Together, these ages and stages of development establish the foundation of the child's sense of belongingness and interpersonal relationship, so necessary for healthy social membership.

  • Teens (13 through 17) build on former development by insisting on the right to choose and the importance of loyalty. This establishes individual liberty, a powerful addition to social membership. In a healthy teen's point of view, a citizen belongs and therefore enjoys the right of freedom of choice.

  • Young adults (18 through 23) develop the capacity of reasonableness, which includes a developed awareness of the interconnectedness of all people, tolerance, and a greater ability to make meaning. During this age, the realization dawns that life, liberty, and the pursuit of happiness must include all people.
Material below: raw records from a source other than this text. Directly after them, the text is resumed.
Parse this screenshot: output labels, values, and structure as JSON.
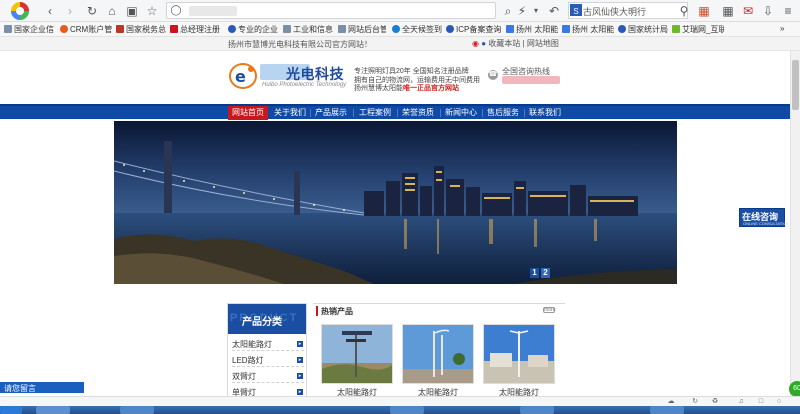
{
  "browser": {
    "search_text": "古风仙侠大明行",
    "address_placeholder": ""
  },
  "bookmarks": [
    {
      "label": "国家企业信",
      "color": "#7a8fa8"
    },
    {
      "label": "CRM账户管",
      "color": "#e85b1b"
    },
    {
      "label": "国家税务总",
      "color": "#b63a2b"
    },
    {
      "label": "总经理注册",
      "color": "#c8171e"
    },
    {
      "label": "专业的企业",
      "color": "#2a5ab8"
    },
    {
      "label": "工业和信息",
      "color": "#7a8fa8"
    },
    {
      "label": "网站后台管",
      "color": "#7a8fa8"
    },
    {
      "label": "全天候签到",
      "color": "#1a7fd0"
    },
    {
      "label": "ICP备案查询",
      "color": "#2a5ab8"
    },
    {
      "label": "扬州 太阳能",
      "color": "#3a7ae0"
    },
    {
      "label": "扬州 太阳能",
      "color": "#3a7ae0"
    },
    {
      "label": "国家统计局",
      "color": "#2a5ab8"
    },
    {
      "label": "艾瑞网_互联",
      "color": "#6fb82e"
    }
  ],
  "site": {
    "welcome": "扬州市慧博光电科技有限公司官方网站！",
    "strip_links": "收藏本站 | 网站地图",
    "brand_name": "光电科技",
    "brand_sub": "Huibo Photoelectric Technology",
    "slogan_line1": "专注照明灯具20年 全国知名注册品牌",
    "slogan_line2": "拥有自己的物流网，运输费用无中间费用",
    "slogan_line3_prefix": "扬州慧博太阳能",
    "slogan_line3_highlight": "唯一正品官方网站",
    "hotline_label": "全国咨询热线"
  },
  "nav": {
    "items": [
      "网站首页",
      "关于我们",
      "产品展示",
      "工程案例",
      "荣誉资质",
      "新闻中心",
      "售后服务",
      "联系我们"
    ],
    "active_index": 0
  },
  "banner": {
    "pages": [
      "1",
      "2"
    ],
    "active_page": 1
  },
  "categories": {
    "title": "产品分类",
    "bg_text": "PRODUCT",
    "items": [
      "太阳能路灯",
      "LED路灯",
      "双臂灯",
      "单臂灯"
    ]
  },
  "hot_products": {
    "title": "热销产品",
    "more": "more",
    "items": [
      "太阳能路灯",
      "太阳能路灯",
      "太阳能路灯"
    ]
  },
  "consult": {
    "title": "在线咨询",
    "sub": "ONLINE CONSULTATION"
  },
  "message_tab": {
    "label": "请您留言"
  },
  "green_badge": "60"
}
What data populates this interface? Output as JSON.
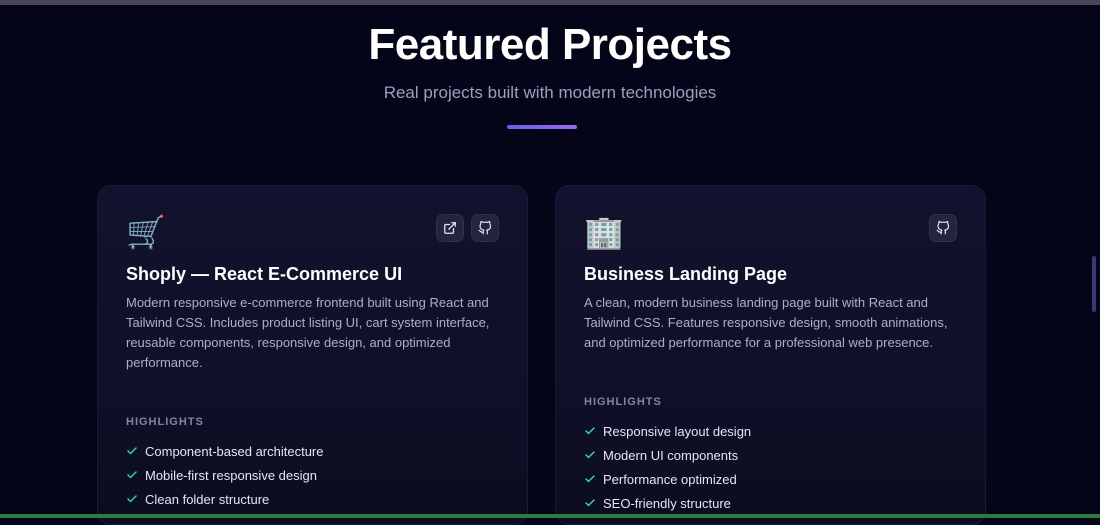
{
  "section": {
    "title": "Featured Projects",
    "subtitle": "Real projects built with modern technologies"
  },
  "highlights_label": "HIGHLIGHTS",
  "projects": [
    {
      "emoji": "🛒",
      "icon": "shopping-cart-icon",
      "title": "Shoply — React E-Commerce UI",
      "description": "Modern responsive e-commerce frontend built using React and Tailwind CSS. Includes product listing UI, cart system interface, reusable components, responsive design, and optimized performance.",
      "actions": [
        "external-link-icon",
        "github-icon"
      ],
      "highlights": [
        "Component-based architecture",
        "Mobile-first responsive design",
        "Clean folder structure"
      ]
    },
    {
      "emoji": "🏢",
      "icon": "office-building-icon",
      "title": "Business Landing Page",
      "description": "A clean, modern business landing page built with React and Tailwind CSS. Features responsive design, smooth animations, and optimized performance for a professional web presence.",
      "actions": [
        "github-icon"
      ],
      "highlights": [
        "Responsive layout design",
        "Modern UI components",
        "Performance optimized",
        "SEO-friendly structure"
      ]
    }
  ],
  "colors": {
    "background": "#05051a",
    "accent_gradient_start": "#6a5cf0",
    "accent_gradient_end": "#9b6ae8",
    "check": "#34d399"
  }
}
When these natural capacities are developed at home and in school, it is not whether a person participates in social justice, but how. One teacher wrote,

Students frequently work together at their table to complete a team task, such as a cooperative paragraph or an art project.  I usually model some ways children might solve issues of fairness, should they arise (and they always do). For example, let every person's voice be heard, and then vote to make a decision.

Participation in which all of our contributions have been recognized, valued, and engaged can become a societal norm. That appreciation of social justice becomes an initial condition for cooperative problem-solving. Democracy depends on the moral quality of its people. It is in family and school relationships that the values and morals of the individual develops and matures. When children are valued at each age of development for their social contribution, then each child will have their own unique expression of social justice.

©2012 Josette Luvmour, PhD. All rights reserved.

Posted on June 6, 2012 by Josette Luvmour Ph.D.

Josette Luvmour, PhD is a developmentalist, consultant, educator who specializes in child development, adult development, and sustainable family relationships. She serves in the non-profit sector as Director of Family and Professional Development at Summa Institute, a nonprofit organization that provides Natural Learning Relationships™ programs to students, families, and professionals. In addition to her 26-year consulting practice at Luvmour Consulting, LLC, she is author of five books and numerous journal articles and chapters that focus on building positive relationships with children. 

Additional Information about our Bloggers
(www.ParentInvolvementMatters.org does not handle reprint requests. For permission to reprint articles, please contact the author directly.)

Permalink   Comments (0)   Send to a Friend

Tags: *Parent Engagement at Home , *School-Family Partnership, Learning environment, Multiracial


Post New Comment
Show Contact Info:


write my essay Copyright © 2000-2011 National ParentNet Association All rights reserved   |   Sitemap   |   Contact Us   |   Privacy Policy
web design   |   visualscope llc